These awards recognize inspirational Science, Technology, Engineering, and Mathematics (STEM) teachers at the elementary or secondary school level who keep students engaged in STEM learning and who help develop the culture of innovation that Canada needs today, and in the future
For more information on those two awards, please click here.
The Prime Minister's Awards for Excellence in Early Childhood Education - These awards honour outstanding and innovative early childhood educators for their leadership, exemplary early childhood education practices, and their commitment to help build the foundation children need to make the best possible start in life. For more information, please click here.
Nomination packages must be submitted to the Prime Minister's Awards program office by January 12, 2021 — 11:59 a.m. Pacific Time
Heritage and History Months
While we normally celebrate the opening of these events in person, this year, virtual is the way to go! This month, October, we celebrate Islamic Heritage Month and Somali Heritage Month. To learn more, click on the following links:
Next month, November, we honour Indigenous Education Month: this month reminds us to centre First Nations, Métis and Inuit perspectives, histories and contemporary realities. In classrooms across the TDSB, it is an opportunity to learn about treaties, Indigenous leadership, achievements, and resistance.
Over the course of this month, students, staff and community members recognize a number of important days to deepen knowledge, to learn together about our shared history, and to build stronger relationships between Indigenous and non-Indigenous peoples in Canada. For more information:
November is also Hindu Heritage Month. Stay tuned for more information in the next newsletter, and/or check www.tdsb.on.ca.
As a result of COVID-19 in our city, schools will be celebrating Halloween a little differently. Toronto Public Health has provided direction on celebrating Halloween in schools. While they have advised against Halloween dances and parades, there are still many ways to have fun and celebrate safely in the school setting. This may include Halloween art activities (check out the picture above of one of the many creative ward 11 classroom doors, this one courtesy of Thorncliffe Park PS!), celebrating virtually with other classrooms, reading Halloween stories or watching a movie.
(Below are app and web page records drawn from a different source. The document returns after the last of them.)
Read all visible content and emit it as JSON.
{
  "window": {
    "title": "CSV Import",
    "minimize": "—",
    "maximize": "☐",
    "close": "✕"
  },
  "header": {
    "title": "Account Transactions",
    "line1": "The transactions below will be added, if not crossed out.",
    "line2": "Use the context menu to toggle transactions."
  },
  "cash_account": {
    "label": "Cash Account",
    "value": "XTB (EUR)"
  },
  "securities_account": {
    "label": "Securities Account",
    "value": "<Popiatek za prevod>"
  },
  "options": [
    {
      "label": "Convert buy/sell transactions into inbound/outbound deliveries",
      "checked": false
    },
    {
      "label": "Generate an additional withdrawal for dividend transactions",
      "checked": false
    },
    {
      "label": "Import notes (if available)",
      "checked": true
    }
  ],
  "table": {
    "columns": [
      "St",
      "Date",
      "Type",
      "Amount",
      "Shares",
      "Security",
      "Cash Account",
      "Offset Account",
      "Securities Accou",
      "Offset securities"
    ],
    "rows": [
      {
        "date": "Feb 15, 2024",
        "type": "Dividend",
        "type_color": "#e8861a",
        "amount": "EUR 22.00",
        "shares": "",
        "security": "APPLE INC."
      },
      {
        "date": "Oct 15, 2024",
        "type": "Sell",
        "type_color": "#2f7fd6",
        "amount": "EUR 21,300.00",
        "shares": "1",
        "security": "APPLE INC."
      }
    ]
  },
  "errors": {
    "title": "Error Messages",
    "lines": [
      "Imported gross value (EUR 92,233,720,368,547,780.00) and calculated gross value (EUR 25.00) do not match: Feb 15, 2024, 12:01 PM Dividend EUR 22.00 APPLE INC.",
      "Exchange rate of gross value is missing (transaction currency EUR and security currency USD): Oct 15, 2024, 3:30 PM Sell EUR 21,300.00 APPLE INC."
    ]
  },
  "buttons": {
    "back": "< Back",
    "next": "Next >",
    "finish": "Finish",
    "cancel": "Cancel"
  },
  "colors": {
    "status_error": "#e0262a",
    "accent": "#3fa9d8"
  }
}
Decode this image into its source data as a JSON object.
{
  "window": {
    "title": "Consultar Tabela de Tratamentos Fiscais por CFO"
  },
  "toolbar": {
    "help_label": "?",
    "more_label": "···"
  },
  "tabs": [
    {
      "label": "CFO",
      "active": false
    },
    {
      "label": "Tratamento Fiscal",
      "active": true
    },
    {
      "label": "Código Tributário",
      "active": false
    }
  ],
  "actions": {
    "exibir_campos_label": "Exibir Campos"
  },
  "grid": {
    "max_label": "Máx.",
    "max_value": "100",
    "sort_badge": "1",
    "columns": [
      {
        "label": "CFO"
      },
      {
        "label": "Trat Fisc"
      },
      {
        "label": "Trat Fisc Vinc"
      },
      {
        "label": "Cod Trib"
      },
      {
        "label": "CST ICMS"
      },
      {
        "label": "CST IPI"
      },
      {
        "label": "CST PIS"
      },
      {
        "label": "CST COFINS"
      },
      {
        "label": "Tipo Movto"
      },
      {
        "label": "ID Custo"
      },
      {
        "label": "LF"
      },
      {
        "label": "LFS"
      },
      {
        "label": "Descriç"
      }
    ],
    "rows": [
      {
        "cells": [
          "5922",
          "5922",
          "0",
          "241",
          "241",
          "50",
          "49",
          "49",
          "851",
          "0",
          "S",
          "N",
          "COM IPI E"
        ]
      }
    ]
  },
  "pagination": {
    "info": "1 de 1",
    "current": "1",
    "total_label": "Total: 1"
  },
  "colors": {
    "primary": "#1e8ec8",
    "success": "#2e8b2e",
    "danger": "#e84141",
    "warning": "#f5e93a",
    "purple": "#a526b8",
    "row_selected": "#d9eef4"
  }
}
Staff or students should not bring candy to school for sharing with others.
Students can still dress up in a costume, however, because they are required to wear masks/face coverings in school, they should:
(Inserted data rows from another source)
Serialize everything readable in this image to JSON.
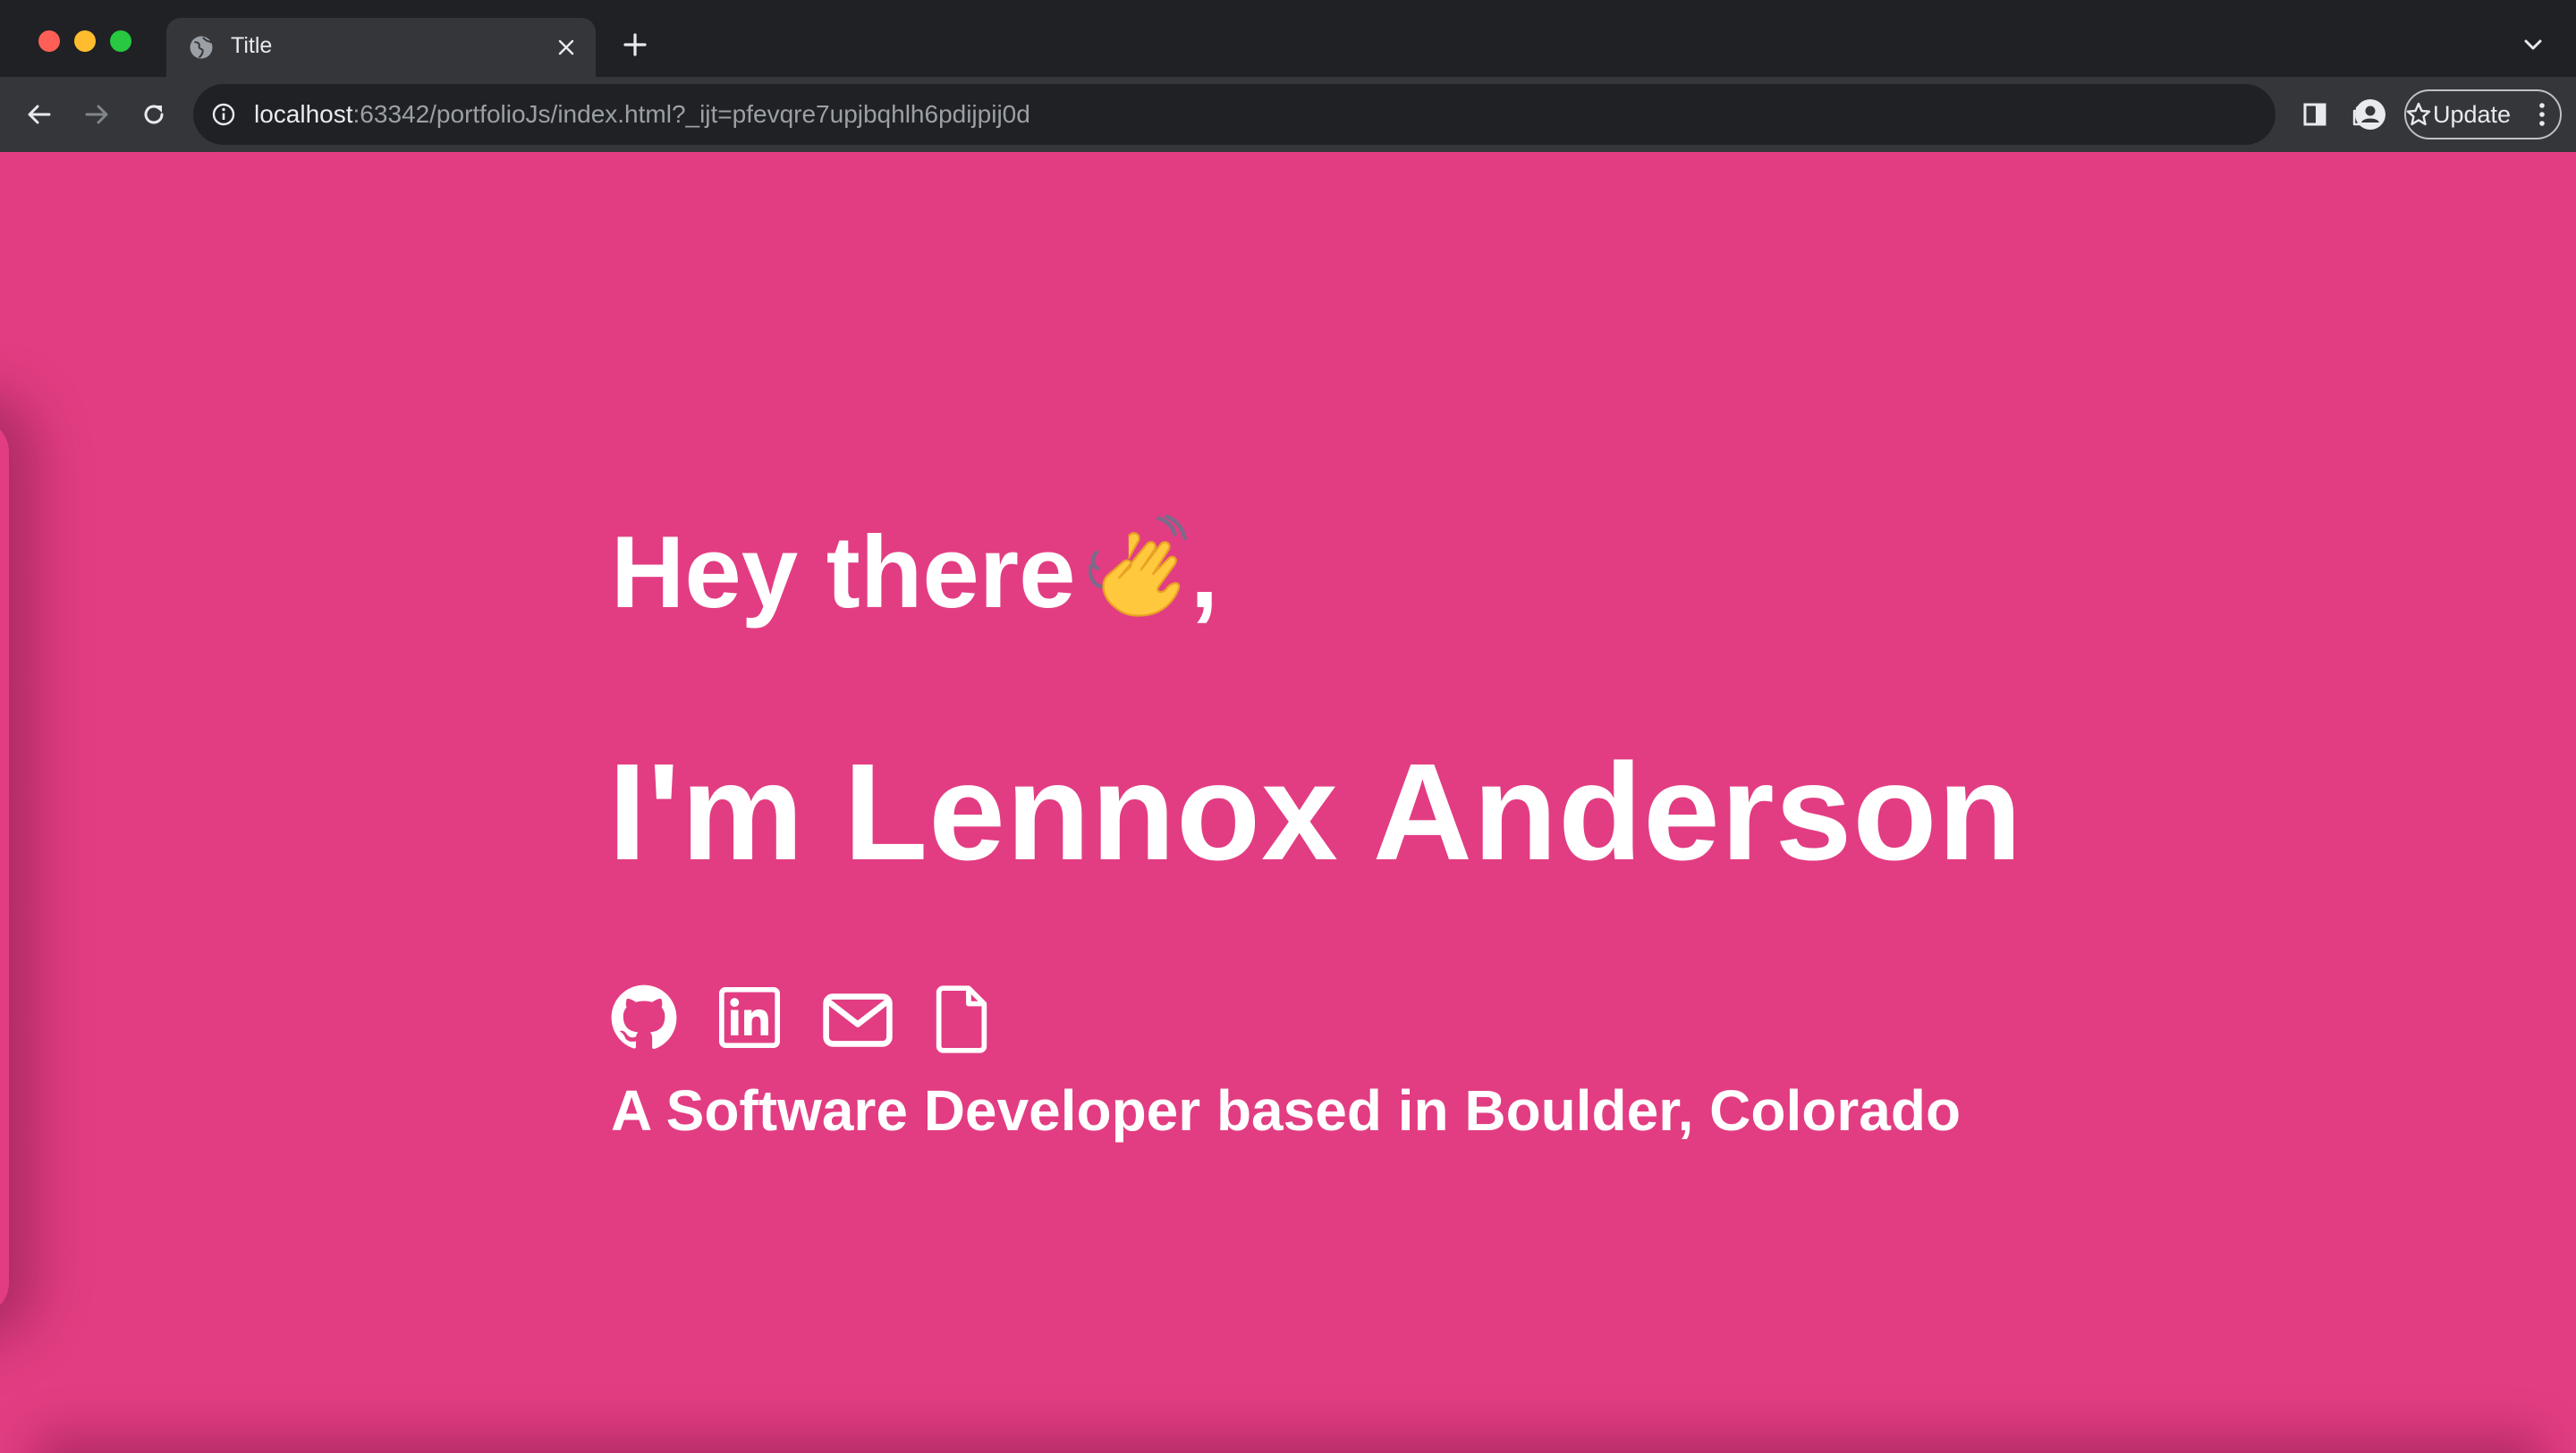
{
  "browser": {
    "tab_title": "Title",
    "url_host": "localhost",
    "url_rest": ":63342/portfolioJs/index.html?_ijt=pfevqre7upjbqhlh6pdijpij0d",
    "update_label": "Update"
  },
  "hero": {
    "greeting_text": "Hey there",
    "greeting_punct": ",",
    "greeting_emoji": "waving-hand",
    "name": "I'm Lennox Anderson",
    "tagline": "A Software Developer based in Boulder, Colorado"
  },
  "social_links": [
    {
      "icon": "github-icon"
    },
    {
      "icon": "linkedin-icon"
    },
    {
      "icon": "email-icon"
    },
    {
      "icon": "resume-icon"
    }
  ],
  "colors": {
    "page_background": "#e23d82",
    "text": "#ffffff",
    "chrome_dark": "#202124",
    "chrome_toolbar": "#35363a"
  }
}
- not wear a costume mask on top of their face covering
- not remove their face covering and wear only a costume mask. A costume mask does not replace a face covering.
- not wear make-up, from below the eyes to ensure their face coverings are not dirtied.
Read more from Toronto Public Health about celebrating Halloween safely this year:
Finally, I have received concerns about large groups of teens congregating on school sites this fall, creating excessive noise and litter (including loud music in the evenings, leaving broken bottles and garbage, etc), and not following physical distancing guidelines. While I understand how important social connections are to young people, TDSB is hoping for your assistance in encouraging your children to be safe, to be mindful of being good neighbours, and to be aware of how they might make others feel when out and about in the community. These are challenging times for all of us -- students, parents, staff and community members -- and we want to make sure we all look after each other.
Rachel Chernos Lin